Volume 28, 2008
Philosophy in Africa
Zekeh S. Gbotokuma
Pan-Bantuist Globalization and African Development
Will Things Fall Apart Again?
Historically, the sub-Saharan Africans’ being-in-the-world with other peoples and nations has been characterized by a ‘Black-Out,’ or the exclusion of black Africans from full humanity and the violation of their human rights through slavery, colonization, apartheid, etc. So far globalization looks like another ‘Black-Out’ or recolonization, Westernization, homogenization, the universalization of the particular, and a jungle rather than an opportunity for all. This conception of globalization has resulted in skepticisms about, and fear of the phenomenon. Antiglobalization movements – e.g., the World Social Forum - are the expression of many people’s feelings about globalization. The 21st-century globalization cannot be really global except by being a dynamic synthesis of all peoples’ cultural

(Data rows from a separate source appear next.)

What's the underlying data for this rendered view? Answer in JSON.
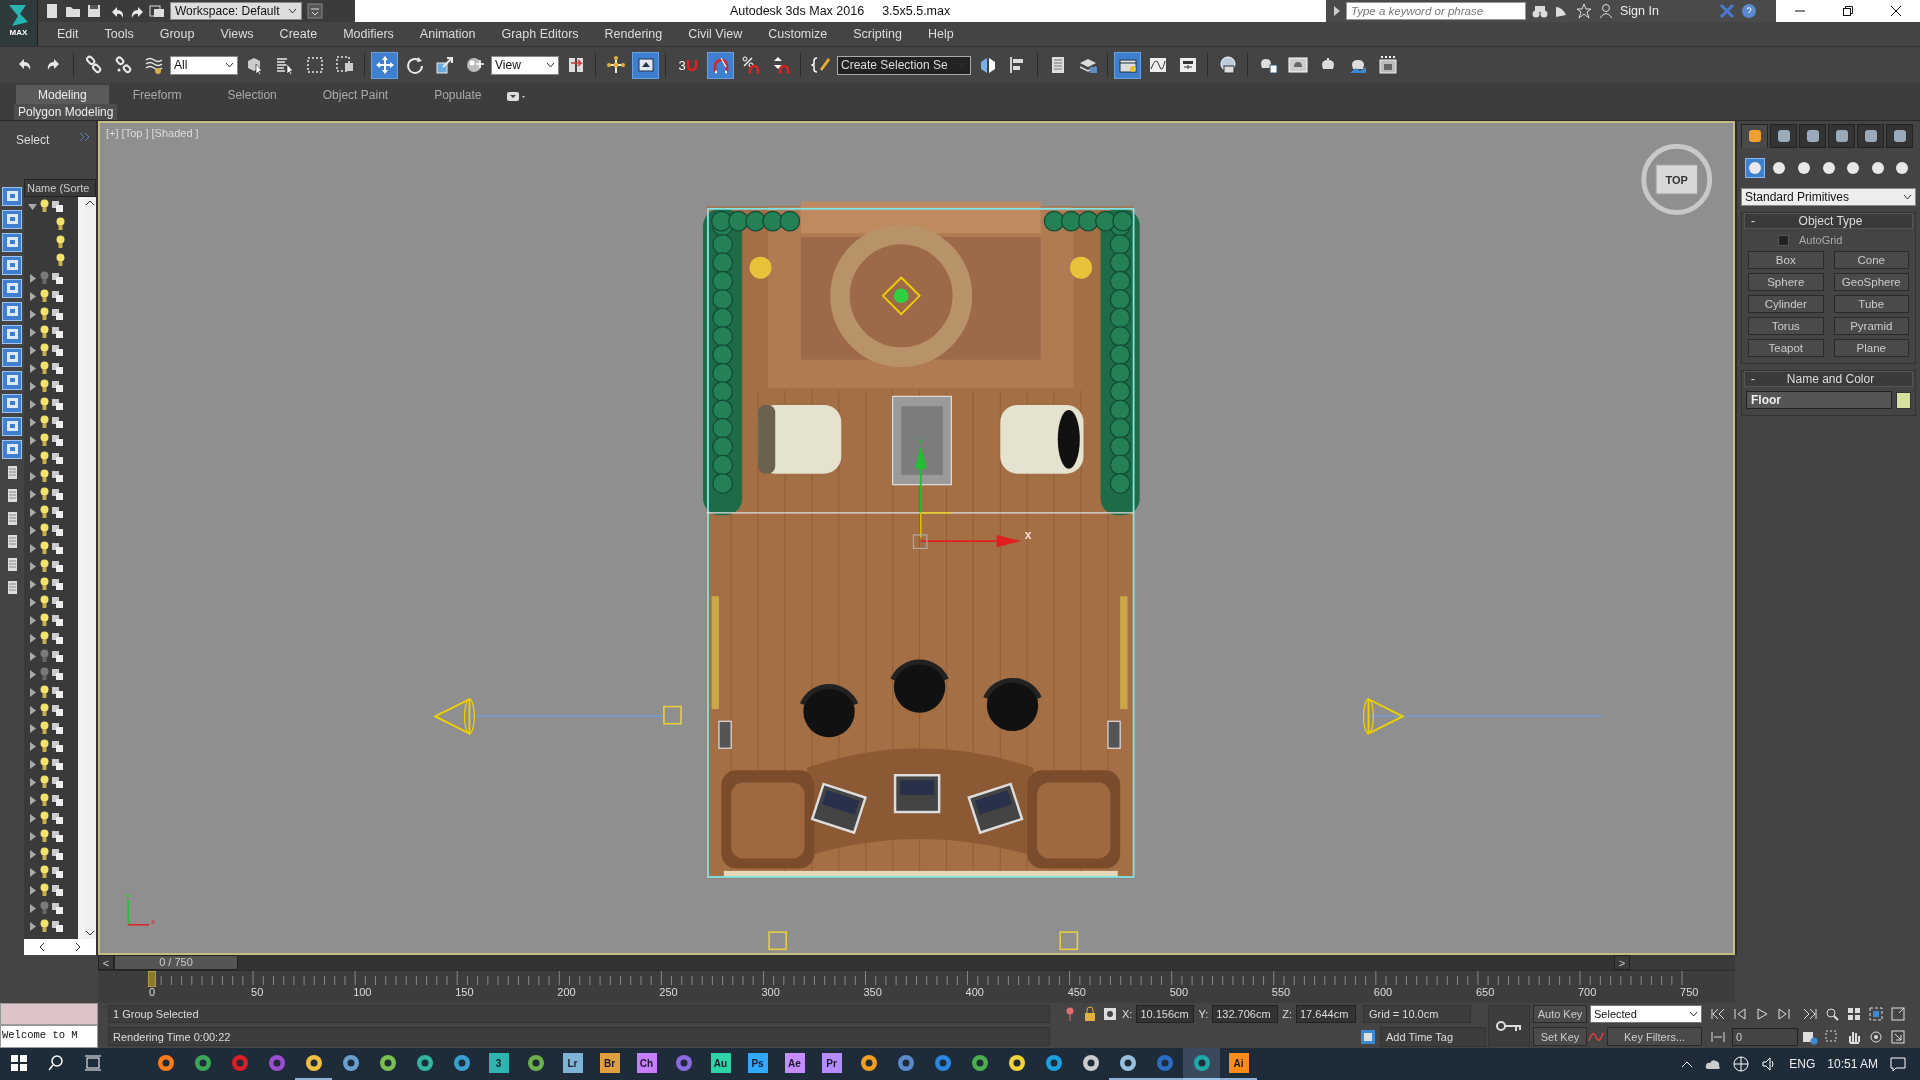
{
  "app": {
    "logo": "MAX",
    "workspace": "Workspace: Default",
    "title": "Autodesk 3ds Max 2016",
    "file_name": "3.5x5.5.max",
    "search": {
      "placeholder": "Type a keyword or phrase"
    },
    "sign_in": "Sign In"
  },
  "menu": [
    "Edit",
    "Tools",
    "Group",
    "Views",
    "Create",
    "Modifiers",
    "Animation",
    "Graph Editors",
    "Rendering",
    "Civil View",
    "Customize",
    "Scripting",
    "Help"
  ],
  "toolbar": {
    "selection_filter": "All",
    "reference_coordinates": "View",
    "snap_toggle": "3",
    "named_selection": "Create Selection Se",
    "buttons": [
      {
        "selected": false
      },
      {
        "selected": false
      },
      {
        "selected": false
      },
      {
        "selected": false
      },
      {
        "selected": false
      },
      {
        "selected": false
      },
      {
        "selected": false
      },
      {
        "selected": false
      },
      {
        "selected": false
      },
      {
        "selected": true
      },
      {
        "selected": false
      },
      {
        "selected": false
      },
      {
        "selected": false
      },
      {
        "selected": false
      },
      {
        "selected": false
      },
      {
        "selected": true
      },
      {
        "selected": false
      },
      {
        "selected": true
      },
      {
        "selected": false
      },
      {
        "selected": false
      },
      {
        "selected": false
      },
      {
        "selected": false
      },
      {
        "selected": false
      },
      {
        "selected": false
      },
      {
        "selected": false
      },
      {
        "selected": true
      },
      {
        "selected": false
      },
      {
        "selected": false
      },
      {
        "selected": false
      },
      {
        "selected": false
      },
      {
        "selected": false
      },
      {
        "selected": false
      },
      {
        "selected": false
      },
      {
        "selected": false
      }
    ]
  },
  "ribbon": {
    "tabs": [
      {
        "label": "Modeling",
        "selected": true
      },
      {
        "label": "Freeform",
        "selected": false
      },
      {
        "label": "Selection",
        "selected": false
      },
      {
        "label": "Object Paint",
        "selected": false
      },
      {
        "label": "Populate",
        "selected": false
      }
    ],
    "panel": "Polygon Modeling"
  },
  "left_panel": {
    "title": "Select",
    "scene_explorer": {
      "header": "Name (Sorte",
      "rows": [
        {
          "expanded": true,
          "visible": true,
          "children": [
            {
              "visible": true
            },
            {
              "visible": true
            },
            {
              "visible": true
            }
          ]
        },
        {
          "expanded": false,
          "visible": false
        },
        {
          "expanded": false,
          "visible": true
        },
        {
          "expanded": false,
          "visible": true
        },
        {
          "expanded": false,
          "visible": true
        },
        {
          "expanded": false,
          "visible": true
        },
        {
          "expanded": false,
          "visible": true
        },
        {
          "expanded": false,
          "visible": true
        },
        {
          "expanded": false,
          "visible": true
        },
        {
          "expanded": false,
          "visible": true
        },
        {
          "expanded": false,
          "visible": true
        },
        {
          "expanded": false,
          "visible": true
        },
        {
          "expanded": false,
          "visible": true
        },
        {
          "expanded": false,
          "visible": true
        },
        {
          "expanded": false,
          "visible": true
        },
        {
          "expanded": false,
          "visible": true
        },
        {
          "expanded": false,
          "visible": true
        },
        {
          "expanded": false,
          "visible": true
        },
        {
          "expanded": false,
          "visible": true
        },
        {
          "expanded": false,
          "visible": true
        },
        {
          "expanded": false,
          "visible": true
        },
        {
          "expanded": false,
          "visible": true
        },
        {
          "expanded": false,
          "visible": false
        },
        {
          "expanded": false,
          "visible": false
        },
        {
          "expanded": false,
          "visible": true
        },
        {
          "expanded": false,
          "visible": true
        },
        {
          "expanded": false,
          "visible": true
        },
        {
          "expanded": false,
          "visible": true
        },
        {
          "expanded": false,
          "visible": true
        },
        {
          "expanded": false,
          "visible": true
        },
        {
          "expanded": false,
          "visible": true
        },
        {
          "expanded": false,
          "visible": true
        },
        {
          "expanded": false,
          "visible": true
        },
        {
          "expanded": false,
          "visible": true
        },
        {
          "expanded": false,
          "visible": true
        },
        {
          "expanded": false,
          "visible": true
        },
        {
          "expanded": false,
          "visible": false
        },
        {
          "expanded": false,
          "visible": true
        }
      ]
    }
  },
  "viewport": {
    "label": "[+] [Top ] [Shaded ]",
    "view_cube": "TOP",
    "gizmo_labels": [
      "y",
      "x"
    ],
    "axis_labels": [
      "y",
      "x"
    ]
  },
  "command_panel": {
    "tabs": [
      {
        "selected": true
      },
      {
        "selected": false
      },
      {
        "selected": false
      },
      {
        "selected": false
      },
      {
        "selected": false
      },
      {
        "selected": false
      }
    ],
    "categories": [
      {
        "selected": true
      },
      {
        "selected": false
      },
      {
        "selected": false
      },
      {
        "selected": false
      },
      {
        "selected": false
      },
      {
        "selected": false
      },
      {
        "selected": false
      }
    ],
    "dropdown": "Standard Primitives",
    "object_type": {
      "title": "Object Type",
      "collapse": "-",
      "autogrid": {
        "label": "AutoGrid",
        "checked": false
      },
      "buttons": [
        "Box",
        "Cone",
        "Sphere",
        "GeoSphere",
        "Cylinder",
        "Tube",
        "Torus",
        "Pyramid",
        "Teapot",
        "Plane"
      ]
    },
    "name_and_color": {
      "title": "Name and Color",
      "collapse": "-",
      "name": "Floor",
      "color": "#d6e29c"
    }
  },
  "timeline": {
    "prev": "<",
    "position": "0 / 750",
    "next": ">",
    "ticks": [
      "0",
      "50",
      "100",
      "150",
      "200",
      "250",
      "300",
      "350",
      "400",
      "450",
      "500",
      "550",
      "600",
      "650",
      "700",
      "750"
    ]
  },
  "status": {
    "listener": "Welcome to M",
    "selection": "1 Group Selected",
    "render_time": "Rendering Time  0:00:22",
    "x_label": "X:",
    "x": "10.156cm",
    "y_label": "Y:",
    "y": "132.706cm",
    "z_label": "Z:",
    "z": "17.644cm",
    "grid": "Grid = 10.0cm",
    "add_time_tag": "Add Time Tag",
    "auto_key": "Auto Key",
    "key_mode": "Selected",
    "set_key": "Set Key",
    "key_filters": "Key Filters...",
    "frame": "0"
  },
  "taskbar": {
    "apps": [
      {
        "open": false,
        "selected": false
      },
      {
        "open": false,
        "selected": false
      },
      {
        "open": false,
        "selected": false
      },
      {
        "open": false,
        "selected": false
      },
      {
        "open": true,
        "selected": false
      },
      {
        "open": false,
        "selected": false
      },
      {
        "open": false,
        "selected": false
      },
      {
        "open": false,
        "selected": false
      },
      {
        "open": false,
        "selected": false
      },
      {
        "label": "3",
        "color": "#2fb5b0",
        "open": false,
        "selected": false
      },
      {
        "open": false,
        "selected": false
      },
      {
        "label": "Lr",
        "color": "#7fb4d8",
        "open": false,
        "selected": false
      },
      {
        "label": "Br",
        "color": "#e0a040",
        "open": false,
        "selected": false
      },
      {
        "label": "Ch",
        "color": "#c77dff",
        "open": false,
        "selected": false
      },
      {
        "open": false,
        "selected": false
      },
      {
        "label": "Au",
        "color": "#2ed3a8",
        "open": false,
        "selected": false
      },
      {
        "label": "Ps",
        "color": "#31a8ff",
        "open": false,
        "selected": false
      },
      {
        "label": "Ae",
        "color": "#c58cff",
        "open": false,
        "selected": false
      },
      {
        "label": "Pr",
        "color": "#b58cff",
        "open": false,
        "selected": false
      },
      {
        "open": false,
        "selected": false
      },
      {
        "open": false,
        "selected": false
      },
      {
        "open": false,
        "selected": false
      },
      {
        "open": false,
        "selected": false
      },
      {
        "open": false,
        "selected": false
      },
      {
        "open": false,
        "selected": false
      },
      {
        "open": false,
        "selected": false
      },
      {
        "open": true,
        "selected": false
      },
      {
        "open": true,
        "selected": false
      },
      {
        "open": true,
        "selected": true
      },
      {
        "label": "Ai",
        "color": "#ff8a1c",
        "open": true,
        "selected": false
      }
    ],
    "language": "ENG",
    "time": "10:51 AM"
  }
}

and economic values. So in this paper I argue that despite the potential benefits of globalization, African peoples – more than anybody else - have good reasons to fear and/ or be skeptical about it. This is due to the negativities and the paradoxical nature of globalization on the one hand; and the African colonial and
neocolonial experience, on the other. I propose an alternative to “the savage globalization” or ‘junglobalization.’ I will call it ‘Pan-Bantuist Globalization.’ It is intended to move globalization from Eurocentrism and/or any other negative ethnocentrism to ‘pan-anthropocentrism’ or ‘pan-Bantucentrism,’ thereby creating
conditions for inclusion, equality, brotherhood/sisterhood, and respect for human rights. In other words, Pan-Bantuist Globalization is concerned with democratizing and civilizing the savage globalization through an ethic of globalization, i.e., a global ethics that is based on the golden rule, human rights, ‘Ubuntu’, ‘Maat’, and ‘Yin-Yang’. If acted upon this ethics, noboby – including Africans – will be left behind and things will not fall apart again.